“For if a land has a soul, Jerusalem is the soul of the land of Israel” — David Ben-Gurion
Imagine all that separates your own family from mortal danger and perhaps your entire people from their holiest site are enemy forces just yards away, firing at you from a position of strategic advantage in fortified trenches at the top of a hillside. Would you find the courage and strength to fight, even if the odds were stacked against you?
This scenario is what the Israeli soldiers faced at Ammunition Hill, the site of one of the fiercest battles of the Six-Day War. On the night of June 6, 1967, Israeli Paratroopers infiltrated this fortified Jordanian military post, and after four hours of intense battle, their intrepid brigade conquered Ammunition Hill, helping to secure the route to the Kotel in the fight for Jerusalem.

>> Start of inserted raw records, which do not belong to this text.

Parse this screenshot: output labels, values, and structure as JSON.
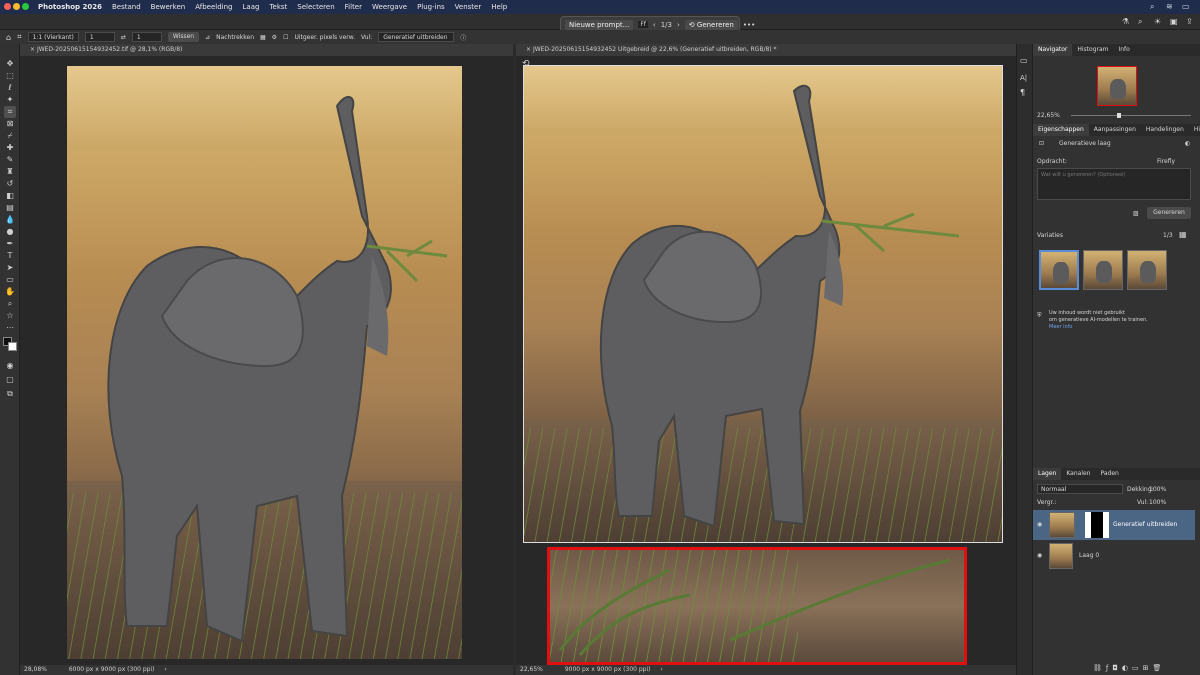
{
  "menubar": {
    "items": [
      "Photoshop 2026",
      "Bestand",
      "Bewerken",
      "Afbeelding",
      "Laag",
      "Tekst",
      "Selecteren",
      "Filter",
      "Weergave",
      "Plug-ins",
      "Venster",
      "Help"
    ]
  },
  "context_bar": {
    "prompt_label": "Nieuwe prompt...",
    "counter": "1/3",
    "generate_label": "Genereren",
    "more": "•••"
  },
  "options": {
    "ratio": "1:1 (Vierkant)",
    "w": "1",
    "h": "1",
    "clear_label": "Wissen",
    "straighten_label": "Nachtrekken",
    "expand_checkbox_label": "Uitgeer. pixels verw.",
    "fill_label": "Vul:",
    "fill_value": "Generatief uitbreiden"
  },
  "doc_left": {
    "tab_title": "JWED-20250615154932452.tif @ 28,1% (RGB/8)",
    "zoom": "28,08%",
    "size": "6000 px x 9000 px (300 ppi)"
  },
  "doc_right": {
    "tab_title": "JWED-20250615154932452 Uitgebreid @ 22,6% (Generatief uitbreiden, RGB/8) *",
    "zoom": "22,65%",
    "size": "9000 px x 9000 px (300 ppi)"
  },
  "navigator": {
    "tabs": [
      "Navigator",
      "Histogram",
      "Info"
    ],
    "zoom": "22,65%"
  },
  "properties": {
    "tabs": [
      "Eigenschappen",
      "Aanpassingen",
      "Handelingen",
      "Historie"
    ],
    "layer_type": "Generatieve laag",
    "model_label": "Opdracht:",
    "model_value": "Firefly",
    "prompt_placeholder": "Wat wilt u genereren? (Optioneel)",
    "generate_label": "Genereren",
    "variations_label": "Variaties",
    "variations_count": "1/3",
    "notice_line1": "Uw inhoud wordt niet gebruikt",
    "notice_line2": "om generatieve AI-modellen te trainen.",
    "notice_link": "Meer info"
  },
  "layers": {
    "tabs": [
      "Lagen",
      "Kanalen",
      "Paden"
    ],
    "blend_mode": "Normaal",
    "opacity_label": "Dekking:",
    "opacity_value": "100%",
    "lock_label": "Vergr.:",
    "fill_label": "Vul:",
    "fill_value": "100%",
    "items": [
      {
        "name": "Generatief uitbreiden",
        "selected": true
      },
      {
        "name": "Laag 0",
        "selected": false
      }
    ]
  },
  "colors": {
    "menubar": "#1f2c4c",
    "highlight_box": "#e01010",
    "layer_selected": "#4b6584"
  }
}
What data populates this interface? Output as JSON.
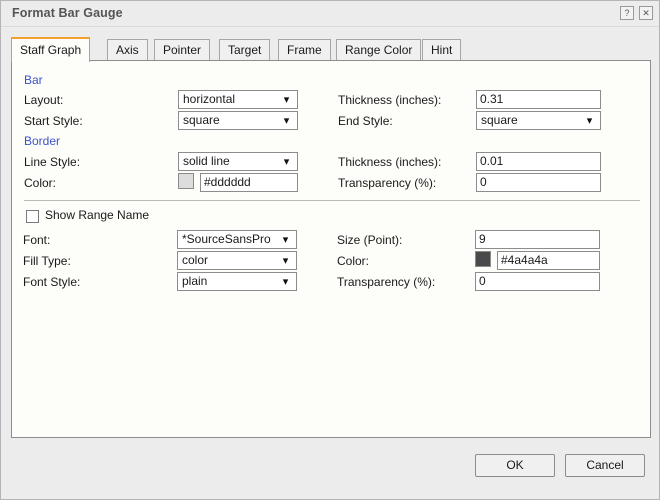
{
  "window": {
    "title": "Format Bar Gauge",
    "help_icon": "help-icon",
    "help_glyph": "?",
    "close_icon": "close-icon",
    "close_glyph": "✕"
  },
  "tabs": [
    {
      "label": "Staff Graph",
      "active": true
    },
    {
      "label": "Axis",
      "active": false
    },
    {
      "label": "Pointer",
      "active": false
    },
    {
      "label": "Target",
      "active": false
    },
    {
      "label": "Frame",
      "active": false
    },
    {
      "label": "Range Color",
      "active": false
    },
    {
      "label": "Hint",
      "active": false
    }
  ],
  "sections": {
    "bar": {
      "heading": "Bar",
      "layout_label": "Layout:",
      "layout_value": "horizontal",
      "thickness_label": "Thickness (inches):",
      "thickness_value": "0.31",
      "start_style_label": "Start Style:",
      "start_style_value": "square",
      "end_style_label": "End Style:",
      "end_style_value": "square"
    },
    "border": {
      "heading": "Border",
      "line_style_label": "Line Style:",
      "line_style_value": "solid line",
      "thickness_label": "Thickness (inches):",
      "thickness_value": "0.01",
      "color_label": "Color:",
      "color_value": "#dddddd",
      "color_swatch": "#dddddd",
      "transparency_label": "Transparency (%):",
      "transparency_value": "0"
    },
    "range_name": {
      "checkbox_label": "Show Range Name",
      "checked": false,
      "font_label": "Font:",
      "font_value": "*SourceSansPro",
      "size_label": "Size (Point):",
      "size_value": "9",
      "fill_type_label": "Fill Type:",
      "fill_type_value": "color",
      "color_label": "Color:",
      "color_value": "#4a4a4a",
      "color_swatch": "#4a4a4a",
      "font_style_label": "Font Style:",
      "font_style_value": "plain",
      "transparency_label": "Transparency (%):",
      "transparency_value": "0"
    }
  },
  "footer": {
    "ok_label": "OK",
    "cancel_label": "Cancel"
  },
  "colors": {
    "accent": "#f0a030",
    "section_heading": "#3b53c8",
    "dialog_bg": "#ececec",
    "panel_bg": "#fdfdfa"
  }
}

Today, we learned about the battle that took place at Ammunition Hill, where 36 Israeli soldiers and 71 Jordanians lost their lives. We paid tribute at this national memorial to those who died and heard stories of personal bravery and loss in a documentary brought to life through an illuminated topographical map. We also navigated the underground trenches to learn firsthand how they gave the Jordanians a military advantage that the Israeli paratroopers overcame despite being significantly outnumbered.
Eitan played for us the song Givat Hatachmoshet (גבעת התחמושת), which gives an authentic description of the experience of the battle, and we explored the tanks and cannons on the grounds of Ammunition Hill overlooking Mount Scopus.
We then played our own “war games” in an intensely negotiated and hard-fought match of Capture the Flag, military-style, where anyone tagged out had to do pushups or jumping jacks rather than go to jail. Somehow Orelle managed to smile for the photo below while holding plank position for several minutes – no easy feat! Occasionally, Mr. Steinberg would announce a grenade attack, and everyone had to duck and take cover. But have no fear, ice cream was the reward for our hard-working soldiers …
We then moved on to the Old City, starting at the Jaffa Gate with the Ramparts Walk. We climbed the narrow stone catwalk surrounding the Old City, giving us a bird’s eye view of both ancient and modern Jerusalem. The dizzying walk took us high above the Armenian Quarter, ultimately descending at the Zion Gate near David’s Tomb.
From there, it was a short walk to the Jewish Quarter, for lunch and shopping and to explore more of the history of the Old City. We learned about life in the Cardo (the main thoroughfare) in Roman times, heard from some Jewish Quarter residents, and even spotted a Nobel Laureate basking in the afternoon Jerusalem sunshine.
On Shabbat, the crowds made it difficult to actually reach the Western Wall. Today was finally our moment for private prayer at this holiest of holy sites, our time to write notes to God or personal thoughts and place them between the ancient stones. Some of us also grappled with the complex politics and history of the unequal prayer rights of men and women at the Wall.
We then descended underground again into the Western Wall Tunnels, which provided time travel to the city’s glory days in the 1st century CE. The tunnels are the result of excavations underway to try to uncover the entire length of the Kotel. We walked along this subterranean passageway, seeing ancient roads, cisterns, and a mikvah. We took a moment for reflection in the dark quiet overlooking the green pool that ends the ancient water aqueduct in the tunnel.
Believe it or not, we then squeezed in a trip to the popular Malcha Mall for dinner before heading back to the hotel …
Our feet may ache from miles of walking on the unforgiving Jerusalem stone, but our hearts and minds are overflowing from all we learned and experienced today during our trek through the Old City. Here were a few reflections:
- “The Kotel was very powerful for me. I was very grateful that I got to be there not only myself, but with my friends.”
- “It still doesn’t feel real to me that we are in Israel. We’ve been waiting for this for nine years, and it feels strange that we aren’t going to be together next year.”
- “I’ve really liked all the activities, especially the water tunnels and the shuk, but also the people who are surrounding us…not only our classmates, but also the Israelis.”
- “At the mall today, I went to a store and the people who were running the store were very talkative to me. I felt like there was a connection even though we are from different countries, and that was nice. I also really like how you can bargain at shuks. I wish we could do that in America.”
- “I appreciate the culture and telling my parents about it and how they should come, too. Israel feels like it is mine.”
- “I was really nervous to go up on to the top of the walls because I am afraid of heights, but I did it, and I didn’t really have fun, but I am glad that I did it.”
One of our Hebrew words of the day from our counselor Gali was ‘אחלה’ or ‘Achla,’ meaning great … which pretty much says it all!